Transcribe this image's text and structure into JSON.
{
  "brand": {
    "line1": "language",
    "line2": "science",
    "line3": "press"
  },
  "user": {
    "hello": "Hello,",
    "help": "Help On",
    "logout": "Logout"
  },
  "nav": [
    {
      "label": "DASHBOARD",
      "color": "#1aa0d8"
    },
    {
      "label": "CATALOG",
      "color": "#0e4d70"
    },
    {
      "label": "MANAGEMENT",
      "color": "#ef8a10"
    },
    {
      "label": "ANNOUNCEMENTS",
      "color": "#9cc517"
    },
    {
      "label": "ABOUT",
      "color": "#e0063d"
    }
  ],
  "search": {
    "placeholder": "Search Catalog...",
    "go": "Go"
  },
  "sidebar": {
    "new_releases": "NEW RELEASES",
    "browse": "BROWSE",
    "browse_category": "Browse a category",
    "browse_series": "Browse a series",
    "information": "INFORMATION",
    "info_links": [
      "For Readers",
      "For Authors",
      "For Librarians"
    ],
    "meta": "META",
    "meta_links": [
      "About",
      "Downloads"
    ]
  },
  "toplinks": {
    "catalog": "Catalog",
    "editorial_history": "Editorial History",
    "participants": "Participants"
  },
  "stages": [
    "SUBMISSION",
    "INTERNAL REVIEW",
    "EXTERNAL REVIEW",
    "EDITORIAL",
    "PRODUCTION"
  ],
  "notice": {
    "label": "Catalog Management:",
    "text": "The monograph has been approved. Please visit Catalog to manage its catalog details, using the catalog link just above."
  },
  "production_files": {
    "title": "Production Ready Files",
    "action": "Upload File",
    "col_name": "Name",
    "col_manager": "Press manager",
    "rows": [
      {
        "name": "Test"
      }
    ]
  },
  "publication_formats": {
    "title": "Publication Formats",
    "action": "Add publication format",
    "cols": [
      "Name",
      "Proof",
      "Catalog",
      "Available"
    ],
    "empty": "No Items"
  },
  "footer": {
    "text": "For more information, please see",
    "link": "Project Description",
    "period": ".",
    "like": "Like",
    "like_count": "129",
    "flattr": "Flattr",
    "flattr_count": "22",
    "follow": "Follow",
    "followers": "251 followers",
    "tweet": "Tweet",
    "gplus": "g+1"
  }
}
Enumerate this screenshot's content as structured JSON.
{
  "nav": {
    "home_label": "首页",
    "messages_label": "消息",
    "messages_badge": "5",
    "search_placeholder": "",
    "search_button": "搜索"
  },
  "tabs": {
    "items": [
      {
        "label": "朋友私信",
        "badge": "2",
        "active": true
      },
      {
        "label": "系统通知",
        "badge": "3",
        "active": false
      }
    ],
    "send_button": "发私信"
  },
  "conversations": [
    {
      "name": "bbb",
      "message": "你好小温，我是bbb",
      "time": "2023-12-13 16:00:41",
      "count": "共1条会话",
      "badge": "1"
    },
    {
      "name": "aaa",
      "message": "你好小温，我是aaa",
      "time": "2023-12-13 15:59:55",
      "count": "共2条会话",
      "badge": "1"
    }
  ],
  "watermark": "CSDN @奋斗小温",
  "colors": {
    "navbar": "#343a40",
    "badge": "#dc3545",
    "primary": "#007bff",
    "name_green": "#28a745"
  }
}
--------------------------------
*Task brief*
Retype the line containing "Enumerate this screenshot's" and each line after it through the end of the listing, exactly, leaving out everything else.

*Written reply*
Enumerate this screenshot's content as structured JSON.
{
  "nav": {
    "home_label": "首页",
    "messages_label": "消息",
    "messages_badge": "5",
    "search_placeholder": "",
    "search_button": "搜索"
  },
  "tabs": {
    "items": [
      {
        "label": "朋友私信",
        "badge": "2",
        "active": true
      },
      {
        "label": "系统通知",
        "badge": "3",
        "active": false
      }
    ],
    "send_button": "发私信"
  },
  "conversations": [
    {
      "name": "bbb",
      "message": "你好小温，我是bbb",
      "time": "2023-12-13 16:00:41",
      "count": "共1条会话",
      "badge": "1"
    },
    {
      "name": "aaa",
      "message": "你好小温，我是aaa",
      "time": "2023-12-13 15:59:55",
      "count": "共2条会话",
      "badge": "1"
    }
  ],
  "watermark": "CSDN @奋斗小温",
  "colors": {
    "navbar": "#343a40",
    "badge": "#dc3545",
    "primary": "#007bff",
    "name_green": "#28a745"
  }
}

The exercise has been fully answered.